*REQUIRED WORK*: Please list all lines of the material below in which the string "content" occurs.

*LISTED ENTRIES*:
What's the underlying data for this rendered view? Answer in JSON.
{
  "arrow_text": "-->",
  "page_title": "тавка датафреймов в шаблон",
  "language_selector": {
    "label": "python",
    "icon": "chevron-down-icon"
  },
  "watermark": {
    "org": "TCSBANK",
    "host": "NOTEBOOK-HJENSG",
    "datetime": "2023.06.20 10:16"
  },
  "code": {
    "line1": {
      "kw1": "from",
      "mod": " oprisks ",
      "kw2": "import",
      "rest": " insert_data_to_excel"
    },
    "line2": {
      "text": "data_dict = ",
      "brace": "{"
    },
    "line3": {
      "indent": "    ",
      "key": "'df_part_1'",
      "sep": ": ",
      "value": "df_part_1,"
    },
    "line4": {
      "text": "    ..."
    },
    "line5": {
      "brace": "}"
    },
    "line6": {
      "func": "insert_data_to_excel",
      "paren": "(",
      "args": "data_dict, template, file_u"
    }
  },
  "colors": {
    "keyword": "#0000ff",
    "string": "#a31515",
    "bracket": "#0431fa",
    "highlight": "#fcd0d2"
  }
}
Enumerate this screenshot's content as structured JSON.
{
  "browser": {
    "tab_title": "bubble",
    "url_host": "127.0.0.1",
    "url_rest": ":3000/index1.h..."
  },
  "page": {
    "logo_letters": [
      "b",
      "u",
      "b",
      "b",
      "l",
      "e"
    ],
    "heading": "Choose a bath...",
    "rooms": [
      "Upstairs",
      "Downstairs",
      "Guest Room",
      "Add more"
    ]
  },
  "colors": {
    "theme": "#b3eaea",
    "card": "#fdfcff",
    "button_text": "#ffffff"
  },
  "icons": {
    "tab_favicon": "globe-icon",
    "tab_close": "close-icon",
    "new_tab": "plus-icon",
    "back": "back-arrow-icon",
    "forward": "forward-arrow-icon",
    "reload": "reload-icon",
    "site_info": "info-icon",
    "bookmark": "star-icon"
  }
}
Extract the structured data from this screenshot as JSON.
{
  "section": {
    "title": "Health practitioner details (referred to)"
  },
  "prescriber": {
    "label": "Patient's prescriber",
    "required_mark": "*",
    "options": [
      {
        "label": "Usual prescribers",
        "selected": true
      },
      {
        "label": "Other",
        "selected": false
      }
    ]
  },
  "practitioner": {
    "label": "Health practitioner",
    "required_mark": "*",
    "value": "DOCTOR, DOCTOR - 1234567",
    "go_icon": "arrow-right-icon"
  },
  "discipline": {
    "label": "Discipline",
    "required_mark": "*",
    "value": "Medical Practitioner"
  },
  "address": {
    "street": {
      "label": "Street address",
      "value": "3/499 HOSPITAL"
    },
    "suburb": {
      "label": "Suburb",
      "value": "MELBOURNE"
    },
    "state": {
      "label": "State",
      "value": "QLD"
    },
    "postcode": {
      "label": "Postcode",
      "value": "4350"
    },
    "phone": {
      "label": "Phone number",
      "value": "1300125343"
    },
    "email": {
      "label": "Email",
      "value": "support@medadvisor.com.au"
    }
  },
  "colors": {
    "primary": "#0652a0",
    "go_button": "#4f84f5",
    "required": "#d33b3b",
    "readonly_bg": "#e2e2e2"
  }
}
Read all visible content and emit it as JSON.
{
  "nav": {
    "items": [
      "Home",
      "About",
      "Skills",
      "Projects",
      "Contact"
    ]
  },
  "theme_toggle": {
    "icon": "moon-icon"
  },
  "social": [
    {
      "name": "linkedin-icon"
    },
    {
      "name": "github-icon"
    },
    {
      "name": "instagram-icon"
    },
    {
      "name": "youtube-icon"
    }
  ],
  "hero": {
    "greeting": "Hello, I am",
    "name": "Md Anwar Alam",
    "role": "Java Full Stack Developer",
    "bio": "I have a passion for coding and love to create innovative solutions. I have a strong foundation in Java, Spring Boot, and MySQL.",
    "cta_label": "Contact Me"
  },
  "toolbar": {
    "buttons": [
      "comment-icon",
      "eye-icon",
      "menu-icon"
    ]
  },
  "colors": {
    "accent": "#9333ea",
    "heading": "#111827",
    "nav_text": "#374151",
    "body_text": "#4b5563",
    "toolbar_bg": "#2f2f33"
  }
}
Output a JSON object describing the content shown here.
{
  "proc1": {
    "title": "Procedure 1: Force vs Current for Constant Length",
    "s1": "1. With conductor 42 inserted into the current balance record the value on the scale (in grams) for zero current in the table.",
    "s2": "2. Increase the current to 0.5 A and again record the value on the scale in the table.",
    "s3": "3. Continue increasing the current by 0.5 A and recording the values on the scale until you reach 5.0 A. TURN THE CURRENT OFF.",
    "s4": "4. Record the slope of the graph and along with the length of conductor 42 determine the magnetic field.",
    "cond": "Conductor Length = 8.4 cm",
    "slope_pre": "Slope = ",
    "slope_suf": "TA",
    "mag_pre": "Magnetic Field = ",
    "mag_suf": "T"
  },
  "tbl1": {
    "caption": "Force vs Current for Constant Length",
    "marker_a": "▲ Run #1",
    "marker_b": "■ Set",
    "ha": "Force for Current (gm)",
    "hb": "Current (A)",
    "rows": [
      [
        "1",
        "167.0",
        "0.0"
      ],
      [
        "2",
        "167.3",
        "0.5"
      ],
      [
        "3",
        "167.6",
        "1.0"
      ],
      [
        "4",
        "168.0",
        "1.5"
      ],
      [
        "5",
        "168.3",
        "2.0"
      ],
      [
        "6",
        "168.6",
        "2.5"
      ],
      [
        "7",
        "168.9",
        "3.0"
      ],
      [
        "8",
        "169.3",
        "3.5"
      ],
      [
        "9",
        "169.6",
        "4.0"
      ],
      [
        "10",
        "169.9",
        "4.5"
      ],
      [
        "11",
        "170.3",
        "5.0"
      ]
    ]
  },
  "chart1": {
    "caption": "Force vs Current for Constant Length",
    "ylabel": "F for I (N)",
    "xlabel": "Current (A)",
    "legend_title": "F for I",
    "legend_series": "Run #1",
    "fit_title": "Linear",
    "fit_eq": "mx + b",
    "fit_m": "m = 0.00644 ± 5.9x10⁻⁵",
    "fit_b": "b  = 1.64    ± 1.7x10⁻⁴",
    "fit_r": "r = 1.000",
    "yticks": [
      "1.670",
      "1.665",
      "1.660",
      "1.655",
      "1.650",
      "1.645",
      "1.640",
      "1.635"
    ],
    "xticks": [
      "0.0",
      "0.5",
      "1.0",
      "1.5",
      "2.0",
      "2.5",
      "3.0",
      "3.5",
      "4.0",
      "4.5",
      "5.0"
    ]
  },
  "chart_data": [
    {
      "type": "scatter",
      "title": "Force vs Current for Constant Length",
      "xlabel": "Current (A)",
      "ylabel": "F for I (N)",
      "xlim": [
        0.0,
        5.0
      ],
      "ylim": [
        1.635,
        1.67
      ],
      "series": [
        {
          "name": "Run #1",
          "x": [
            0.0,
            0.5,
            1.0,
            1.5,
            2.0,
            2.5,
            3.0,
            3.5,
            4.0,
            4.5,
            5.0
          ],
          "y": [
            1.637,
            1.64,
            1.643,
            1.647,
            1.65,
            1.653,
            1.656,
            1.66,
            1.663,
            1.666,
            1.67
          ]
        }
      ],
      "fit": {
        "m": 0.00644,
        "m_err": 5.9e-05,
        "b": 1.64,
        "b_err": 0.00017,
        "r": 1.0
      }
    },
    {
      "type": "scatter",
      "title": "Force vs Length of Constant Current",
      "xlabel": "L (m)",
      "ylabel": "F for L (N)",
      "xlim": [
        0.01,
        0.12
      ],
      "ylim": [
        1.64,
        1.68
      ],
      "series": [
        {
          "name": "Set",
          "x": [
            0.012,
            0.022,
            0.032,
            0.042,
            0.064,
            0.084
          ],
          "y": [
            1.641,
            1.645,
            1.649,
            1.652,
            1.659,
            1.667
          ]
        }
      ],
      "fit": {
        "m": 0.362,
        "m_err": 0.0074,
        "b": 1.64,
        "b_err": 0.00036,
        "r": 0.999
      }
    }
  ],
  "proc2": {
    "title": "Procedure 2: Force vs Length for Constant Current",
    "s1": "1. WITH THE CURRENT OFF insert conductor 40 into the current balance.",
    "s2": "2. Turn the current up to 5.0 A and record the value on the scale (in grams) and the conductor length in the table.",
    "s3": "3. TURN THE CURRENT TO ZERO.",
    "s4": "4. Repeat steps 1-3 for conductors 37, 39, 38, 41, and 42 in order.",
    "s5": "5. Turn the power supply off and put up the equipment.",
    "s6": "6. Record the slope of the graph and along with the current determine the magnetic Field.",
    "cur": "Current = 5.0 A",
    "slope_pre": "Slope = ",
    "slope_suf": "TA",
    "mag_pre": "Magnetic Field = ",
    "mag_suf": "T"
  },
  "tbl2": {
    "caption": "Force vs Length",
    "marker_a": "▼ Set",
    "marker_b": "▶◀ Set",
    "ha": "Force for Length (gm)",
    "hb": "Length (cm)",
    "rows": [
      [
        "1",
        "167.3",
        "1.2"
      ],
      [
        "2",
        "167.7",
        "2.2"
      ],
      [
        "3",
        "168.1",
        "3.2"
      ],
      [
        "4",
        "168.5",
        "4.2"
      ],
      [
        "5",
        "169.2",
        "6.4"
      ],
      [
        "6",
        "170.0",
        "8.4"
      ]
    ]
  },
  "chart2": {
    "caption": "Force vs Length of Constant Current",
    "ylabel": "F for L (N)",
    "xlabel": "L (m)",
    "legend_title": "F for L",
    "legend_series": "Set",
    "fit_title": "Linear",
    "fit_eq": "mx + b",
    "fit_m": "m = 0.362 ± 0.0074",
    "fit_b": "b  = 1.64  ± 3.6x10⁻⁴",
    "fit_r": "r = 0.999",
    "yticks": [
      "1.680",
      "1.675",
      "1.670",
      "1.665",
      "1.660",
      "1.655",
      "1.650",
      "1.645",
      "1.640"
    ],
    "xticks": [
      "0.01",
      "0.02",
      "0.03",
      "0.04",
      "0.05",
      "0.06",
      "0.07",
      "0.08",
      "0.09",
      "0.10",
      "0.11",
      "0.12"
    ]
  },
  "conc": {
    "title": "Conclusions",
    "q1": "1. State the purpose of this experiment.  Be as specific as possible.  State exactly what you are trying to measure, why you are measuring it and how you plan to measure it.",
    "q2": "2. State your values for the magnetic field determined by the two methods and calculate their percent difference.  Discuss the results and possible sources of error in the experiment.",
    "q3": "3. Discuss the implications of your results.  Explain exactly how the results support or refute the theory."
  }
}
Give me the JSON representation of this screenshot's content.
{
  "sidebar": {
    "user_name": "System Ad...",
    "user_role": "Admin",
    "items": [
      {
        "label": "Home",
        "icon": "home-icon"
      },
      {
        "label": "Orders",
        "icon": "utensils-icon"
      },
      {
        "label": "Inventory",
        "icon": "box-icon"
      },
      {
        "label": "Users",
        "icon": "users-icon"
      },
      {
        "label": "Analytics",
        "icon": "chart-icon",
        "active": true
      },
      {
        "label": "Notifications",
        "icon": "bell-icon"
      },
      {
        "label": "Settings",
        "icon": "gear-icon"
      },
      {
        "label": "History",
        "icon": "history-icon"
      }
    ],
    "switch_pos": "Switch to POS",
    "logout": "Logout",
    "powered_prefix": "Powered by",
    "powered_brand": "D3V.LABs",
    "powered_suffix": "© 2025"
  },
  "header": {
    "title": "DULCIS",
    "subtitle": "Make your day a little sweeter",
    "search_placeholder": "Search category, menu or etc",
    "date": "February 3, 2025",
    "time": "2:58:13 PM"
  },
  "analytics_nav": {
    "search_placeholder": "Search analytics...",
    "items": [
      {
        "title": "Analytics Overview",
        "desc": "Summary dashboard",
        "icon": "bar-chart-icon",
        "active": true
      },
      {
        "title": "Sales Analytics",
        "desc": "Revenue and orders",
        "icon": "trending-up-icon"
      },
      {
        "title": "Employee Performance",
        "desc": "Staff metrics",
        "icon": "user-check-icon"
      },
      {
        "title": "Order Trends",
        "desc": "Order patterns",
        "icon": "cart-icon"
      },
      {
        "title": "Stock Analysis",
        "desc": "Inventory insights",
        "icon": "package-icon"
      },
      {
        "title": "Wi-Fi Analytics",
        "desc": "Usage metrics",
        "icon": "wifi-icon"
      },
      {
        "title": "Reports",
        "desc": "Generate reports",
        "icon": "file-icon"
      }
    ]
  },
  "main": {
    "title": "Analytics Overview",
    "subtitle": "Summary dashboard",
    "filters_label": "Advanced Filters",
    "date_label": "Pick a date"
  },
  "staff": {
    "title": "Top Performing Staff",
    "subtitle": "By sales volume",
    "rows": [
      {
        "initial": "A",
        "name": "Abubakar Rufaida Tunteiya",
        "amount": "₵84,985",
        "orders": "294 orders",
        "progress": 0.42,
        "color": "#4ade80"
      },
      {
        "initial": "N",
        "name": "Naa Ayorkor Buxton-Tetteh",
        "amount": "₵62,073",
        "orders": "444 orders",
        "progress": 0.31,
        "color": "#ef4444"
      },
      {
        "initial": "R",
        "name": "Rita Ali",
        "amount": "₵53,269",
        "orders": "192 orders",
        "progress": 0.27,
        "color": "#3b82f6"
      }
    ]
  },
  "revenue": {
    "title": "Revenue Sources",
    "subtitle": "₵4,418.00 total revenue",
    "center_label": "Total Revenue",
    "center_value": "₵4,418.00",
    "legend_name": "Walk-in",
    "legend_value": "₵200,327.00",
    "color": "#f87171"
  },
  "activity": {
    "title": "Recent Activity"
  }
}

*RESULT*:
Enumerate this screenshot's content as structured JSON.
Read all visible content and emit it as JSON.
Output a JSON object describing the content shown here.
Give me the JSON representation of this screenshot's content.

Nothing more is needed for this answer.